Krejcie, R. V., & Morgan, D. W. (1970). Determining sample size for research activities. Educational and Psychological Measurement, 30(3), 607–610. Sage publications.

Leath, S., & Chavous, T. (2018). Black women’s experiences of campus racial climate and stigma at predominantly white institutions: Insights from a comparative and within-group approach for STEM and non-STEM majors. Journal of Negro Education, 87(2), 125–139.

Leung L. (2015). Validity, reliability, and generalizability in qualitative research. J Family Med Prim Care. 2015 Jul-Sep;4(3):324-7. doi: 10.4103/2249-4863.161306.

López, N., Erwin, C., Binder, M., & Chavez, M. J. (2018). Making the invisible visible: Advancing quantitative methods in higher education using critical race theory and intersectionality. Race Ethnicity and Education, 21(2), 180–207.

Love, H. R., Cook, B. G., & Cook, L. (2022). Mixed-Methods Approaches in Special Education Research. Learning Disabilities Research & Practice, 37(4), 314–323.

Mangahas, A. (2023). Issues of Diversity, Equity, and Inclusivity in Online Secondary STEM Education. Teaching and Learning Online: Science for Secondary Grade Levels, 31.

Marx, S. (Ed.). (2016). Qualitative research in STEM: Studies of equity, access, and innovation. Routledge.

McGee, E. O. (2021). Black, brown, bruised: How racialized STEM education stifles innovation. Harvard Education Press.

Miller-Cotto, D., & Lewis Jr, N. (2020). Am I a “math person”? How classroom cultures shape math identity among Black and Latinx students.

Morgan, D. L. (1993). Qualitative content analysis: a guide to paths not taken. Qualitative health research, 3(1), 112-121.

Ohland, M. W., Brawner, C. E., Camacho, M. M., Layton, R. A., Long, R. A., Lord, S. M., & Wasburn, M. H. (2011). Race, gender, and measures of success in engineering education. Journal of Engineering Education, 100(2), 225–252.

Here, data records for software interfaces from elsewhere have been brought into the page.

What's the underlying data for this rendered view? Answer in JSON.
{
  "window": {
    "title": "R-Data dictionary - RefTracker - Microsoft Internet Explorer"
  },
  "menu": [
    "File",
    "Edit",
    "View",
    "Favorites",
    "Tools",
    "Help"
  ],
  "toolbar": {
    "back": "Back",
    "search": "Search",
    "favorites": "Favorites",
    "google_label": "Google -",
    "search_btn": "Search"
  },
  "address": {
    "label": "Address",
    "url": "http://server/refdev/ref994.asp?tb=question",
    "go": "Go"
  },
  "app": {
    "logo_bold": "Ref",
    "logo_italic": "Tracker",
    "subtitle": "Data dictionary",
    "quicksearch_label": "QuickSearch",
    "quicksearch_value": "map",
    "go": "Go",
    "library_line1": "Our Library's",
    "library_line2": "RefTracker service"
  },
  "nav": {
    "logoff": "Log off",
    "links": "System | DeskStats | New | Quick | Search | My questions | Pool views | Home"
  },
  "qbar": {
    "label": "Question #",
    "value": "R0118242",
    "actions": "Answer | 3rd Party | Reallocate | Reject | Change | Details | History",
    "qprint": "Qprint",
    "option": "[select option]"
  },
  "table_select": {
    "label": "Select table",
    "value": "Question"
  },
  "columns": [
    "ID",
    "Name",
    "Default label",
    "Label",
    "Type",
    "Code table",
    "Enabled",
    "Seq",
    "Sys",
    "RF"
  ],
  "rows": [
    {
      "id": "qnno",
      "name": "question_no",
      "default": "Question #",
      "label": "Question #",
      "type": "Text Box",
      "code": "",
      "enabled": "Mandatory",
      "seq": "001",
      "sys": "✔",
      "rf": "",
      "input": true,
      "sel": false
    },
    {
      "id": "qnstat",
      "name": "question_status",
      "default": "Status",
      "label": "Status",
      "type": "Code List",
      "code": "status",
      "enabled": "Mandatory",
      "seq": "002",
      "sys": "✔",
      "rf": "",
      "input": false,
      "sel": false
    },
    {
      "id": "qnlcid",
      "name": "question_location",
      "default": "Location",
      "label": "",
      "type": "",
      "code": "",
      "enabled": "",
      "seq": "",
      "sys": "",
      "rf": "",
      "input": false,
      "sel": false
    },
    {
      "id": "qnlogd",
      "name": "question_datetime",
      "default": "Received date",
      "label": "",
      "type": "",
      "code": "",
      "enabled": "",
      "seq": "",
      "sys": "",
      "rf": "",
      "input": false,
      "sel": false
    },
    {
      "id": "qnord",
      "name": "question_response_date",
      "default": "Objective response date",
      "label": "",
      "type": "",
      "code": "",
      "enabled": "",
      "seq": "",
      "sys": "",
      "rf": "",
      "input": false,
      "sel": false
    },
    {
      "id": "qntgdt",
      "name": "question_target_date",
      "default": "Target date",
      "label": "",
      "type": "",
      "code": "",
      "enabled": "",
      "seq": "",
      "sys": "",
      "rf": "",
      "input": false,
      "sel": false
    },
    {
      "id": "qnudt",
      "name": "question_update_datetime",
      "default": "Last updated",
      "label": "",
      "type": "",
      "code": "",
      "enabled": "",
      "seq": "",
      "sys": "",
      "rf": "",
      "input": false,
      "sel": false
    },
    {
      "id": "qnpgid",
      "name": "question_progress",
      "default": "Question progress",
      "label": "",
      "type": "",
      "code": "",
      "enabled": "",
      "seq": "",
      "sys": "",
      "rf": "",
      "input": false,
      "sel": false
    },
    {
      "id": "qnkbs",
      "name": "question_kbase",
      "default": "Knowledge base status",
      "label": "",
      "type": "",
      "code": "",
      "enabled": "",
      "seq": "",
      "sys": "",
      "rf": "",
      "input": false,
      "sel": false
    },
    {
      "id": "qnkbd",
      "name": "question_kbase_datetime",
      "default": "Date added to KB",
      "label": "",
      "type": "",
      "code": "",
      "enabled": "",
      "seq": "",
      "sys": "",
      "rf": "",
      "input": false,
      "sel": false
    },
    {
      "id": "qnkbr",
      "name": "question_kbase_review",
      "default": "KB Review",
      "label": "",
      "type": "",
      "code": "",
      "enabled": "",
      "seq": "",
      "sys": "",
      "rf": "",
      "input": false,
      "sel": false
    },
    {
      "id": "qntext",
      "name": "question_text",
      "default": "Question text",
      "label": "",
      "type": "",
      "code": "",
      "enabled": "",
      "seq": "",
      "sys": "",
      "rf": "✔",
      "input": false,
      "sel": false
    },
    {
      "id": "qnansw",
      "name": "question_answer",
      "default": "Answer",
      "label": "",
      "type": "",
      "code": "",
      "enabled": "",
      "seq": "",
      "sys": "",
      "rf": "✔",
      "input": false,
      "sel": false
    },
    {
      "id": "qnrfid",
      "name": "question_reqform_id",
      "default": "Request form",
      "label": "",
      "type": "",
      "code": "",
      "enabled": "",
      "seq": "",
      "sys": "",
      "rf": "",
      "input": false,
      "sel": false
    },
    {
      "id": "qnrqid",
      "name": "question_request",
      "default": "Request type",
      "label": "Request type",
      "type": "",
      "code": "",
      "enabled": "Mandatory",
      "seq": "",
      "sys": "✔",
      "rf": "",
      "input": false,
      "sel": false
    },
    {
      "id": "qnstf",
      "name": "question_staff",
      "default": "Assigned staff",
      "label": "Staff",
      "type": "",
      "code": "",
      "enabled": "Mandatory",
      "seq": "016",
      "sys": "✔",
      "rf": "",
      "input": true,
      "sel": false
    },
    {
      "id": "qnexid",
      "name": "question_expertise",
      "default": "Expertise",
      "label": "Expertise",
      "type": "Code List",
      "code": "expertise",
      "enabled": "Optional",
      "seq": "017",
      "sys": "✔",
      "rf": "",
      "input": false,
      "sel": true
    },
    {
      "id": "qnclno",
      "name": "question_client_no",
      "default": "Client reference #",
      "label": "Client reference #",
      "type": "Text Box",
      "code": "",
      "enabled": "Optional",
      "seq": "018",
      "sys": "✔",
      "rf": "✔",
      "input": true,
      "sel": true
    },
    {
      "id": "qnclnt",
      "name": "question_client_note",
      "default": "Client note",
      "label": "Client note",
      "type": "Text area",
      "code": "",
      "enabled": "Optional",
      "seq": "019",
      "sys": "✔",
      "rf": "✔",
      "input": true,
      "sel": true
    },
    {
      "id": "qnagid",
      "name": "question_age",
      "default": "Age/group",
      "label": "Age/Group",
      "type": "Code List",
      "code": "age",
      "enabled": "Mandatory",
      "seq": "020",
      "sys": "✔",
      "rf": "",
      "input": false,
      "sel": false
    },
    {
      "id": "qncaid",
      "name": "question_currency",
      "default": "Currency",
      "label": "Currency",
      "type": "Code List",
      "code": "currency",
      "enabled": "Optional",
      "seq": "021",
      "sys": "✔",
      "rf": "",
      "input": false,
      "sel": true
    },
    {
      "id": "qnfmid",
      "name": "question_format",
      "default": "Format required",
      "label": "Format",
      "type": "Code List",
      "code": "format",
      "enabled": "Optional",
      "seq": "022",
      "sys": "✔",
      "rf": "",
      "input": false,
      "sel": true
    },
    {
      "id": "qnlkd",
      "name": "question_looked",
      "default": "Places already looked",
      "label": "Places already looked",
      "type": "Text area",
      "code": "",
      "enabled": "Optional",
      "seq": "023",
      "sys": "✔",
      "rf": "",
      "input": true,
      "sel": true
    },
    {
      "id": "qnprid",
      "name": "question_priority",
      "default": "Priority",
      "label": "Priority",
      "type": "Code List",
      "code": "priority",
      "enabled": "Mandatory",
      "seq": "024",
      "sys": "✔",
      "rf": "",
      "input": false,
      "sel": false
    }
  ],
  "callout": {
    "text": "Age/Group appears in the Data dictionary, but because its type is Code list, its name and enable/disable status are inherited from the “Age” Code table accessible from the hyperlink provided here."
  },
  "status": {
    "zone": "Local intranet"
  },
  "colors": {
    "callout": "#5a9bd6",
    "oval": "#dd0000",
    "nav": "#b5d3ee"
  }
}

Parson, L. (2019). Considering Positionality: The Ethics of Conducting Research with Marginalized Groups. Research Methods for Social Justice and Equity in Education. Springer.

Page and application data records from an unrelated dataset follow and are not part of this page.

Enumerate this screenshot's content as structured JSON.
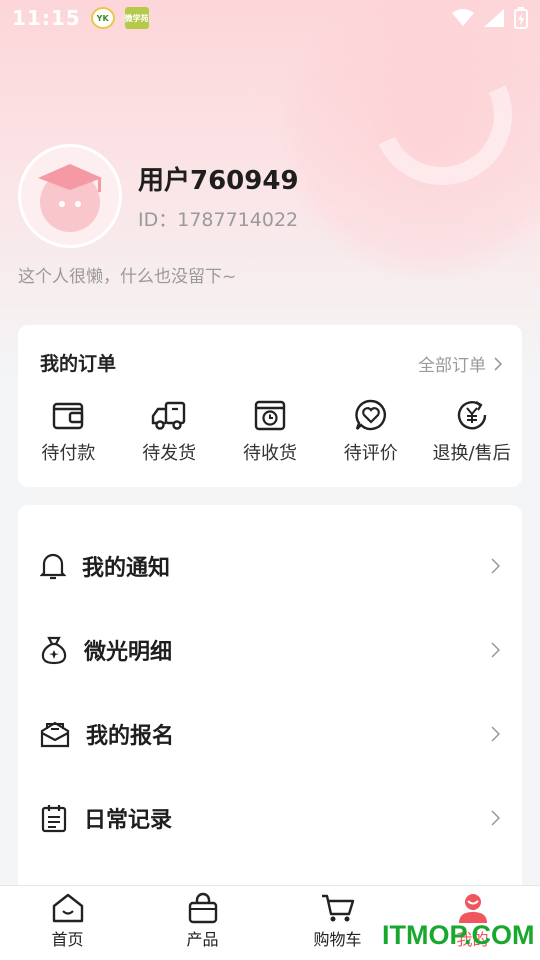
{
  "status_bar": {
    "time": "11:15",
    "app_icons": [
      "yk-app-icon",
      "green-app-icon"
    ],
    "app_icon_texts": [
      "YK",
      "微学苑"
    ]
  },
  "profile": {
    "username": "用户760949",
    "user_id": "ID：1787714022",
    "bio": "这个人很懒，什么也没留下~"
  },
  "orders": {
    "title": "我的订单",
    "all_label": "全部订单",
    "items": [
      {
        "label": "待付款",
        "icon": "wallet-icon"
      },
      {
        "label": "待发货",
        "icon": "delivery-truck-icon"
      },
      {
        "label": "待收货",
        "icon": "box-clock-icon"
      },
      {
        "label": "待评价",
        "icon": "heart-chat-icon"
      },
      {
        "label": "退换/售后",
        "icon": "yen-refresh-icon"
      }
    ]
  },
  "menu": {
    "items": [
      {
        "label": "我的通知",
        "icon": "bell-icon"
      },
      {
        "label": "微光明细",
        "icon": "money-bag-icon"
      },
      {
        "label": "我的报名",
        "icon": "mail-tray-icon"
      },
      {
        "label": "日常记录",
        "icon": "calendar-icon"
      }
    ]
  },
  "tabbar": {
    "items": [
      {
        "label": "首页",
        "icon": "home-icon",
        "active": false
      },
      {
        "label": "产品",
        "icon": "shopping-bag-icon",
        "active": false
      },
      {
        "label": "购物车",
        "icon": "cart-icon",
        "active": false
      },
      {
        "label": "我的",
        "icon": "user-icon",
        "active": true
      }
    ]
  },
  "watermark": "ITMOP.COM",
  "colors": {
    "accent": "#f0565e",
    "hero_pink": "#fcd6d9",
    "watermark_green": "#18a82e"
  }
}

Patton, M. Q. (2002). Qualitative research & evaluation methods. SAGE Publications. https://books.google.com/books?id=FjBw2oi8El4C

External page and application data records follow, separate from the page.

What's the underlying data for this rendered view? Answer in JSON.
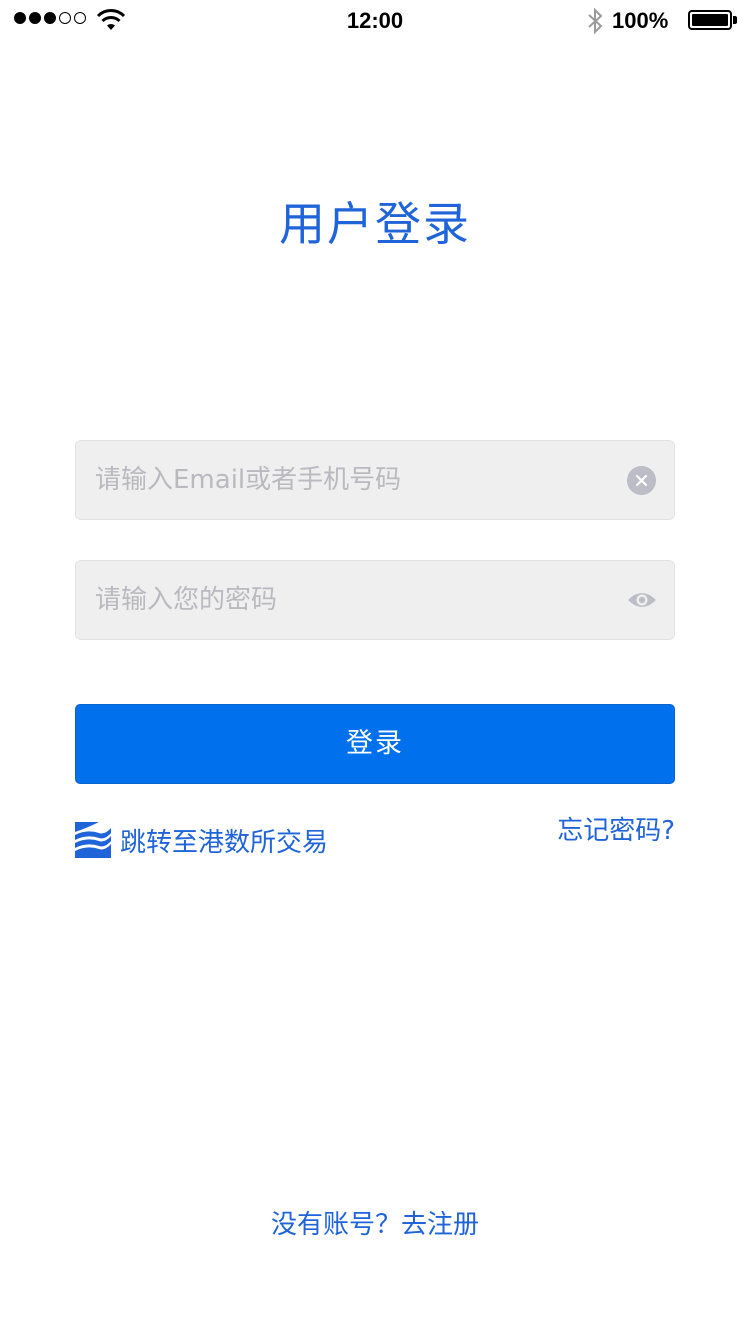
{
  "status_bar": {
    "time": "12:00",
    "battery_percent": "100%",
    "signal_bars_filled": 3,
    "signal_bars_total": 5,
    "icons": [
      "signal-dots-icon",
      "wifi-icon",
      "bluetooth-icon",
      "battery-icon"
    ]
  },
  "page": {
    "title": "用户登录"
  },
  "form": {
    "account_placeholder": "请输入Email或者手机号码",
    "account_value": "",
    "password_placeholder": "请输入您的密码",
    "password_value": "",
    "login_label": "登录"
  },
  "links": {
    "exchange_label": "跳转至港数所交易",
    "forgot_label": "忘记密码?",
    "register_label": "没有账号？去注册"
  },
  "colors": {
    "accent": "#1f64d8",
    "button": "#0070ec",
    "field_background": "#efefef",
    "placeholder": "#b9b9bf"
  }
}
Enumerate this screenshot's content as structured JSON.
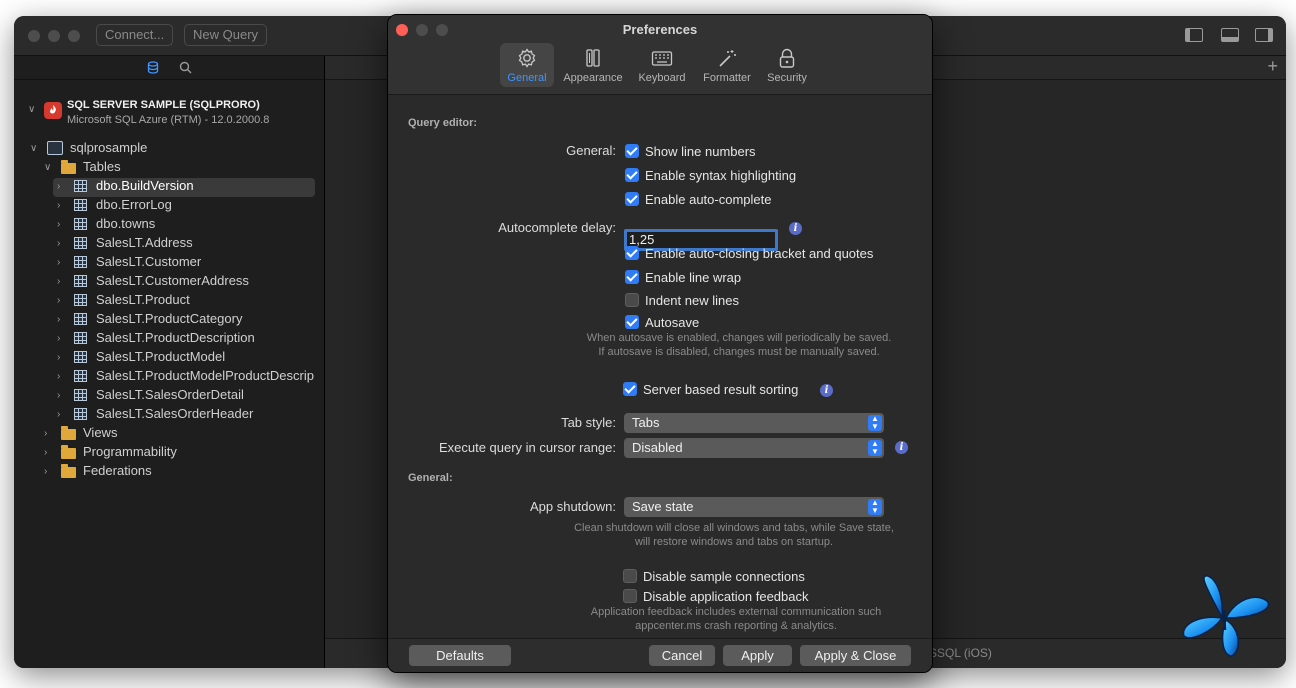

Pearson, M. I., Castle, S. D., Matz, R. L., Koester, B. P., & Byrd, W. C. (2022). Integrating critical approaches into quantitative STEM equity work. CBE—Life Sciences Education, 21(1), es1.

Roller, M. R., & Lavrakas, P. J. (2015). Applied qualitative research design: A total quality framework approach. Guilford Publications.

Saldana, J. (2013). The coding manual for researchers: An introduction to codes and coding.

Slavin, R., & Smith, D. (2009). The relationship between sample sizes and effect sizes in systematic reviews in education. Educational evaluation and policy analysis, 31(4), 500-506.

Zuberi, T. (2001). Thicker than blood: How racial statistics lie. U of Minnesota Press.

Zuberi, T., Bonilla-Silva, E., & Others. (2008). White logic, white methods: Racism and methodology. Rowman & Littlefield Publishers.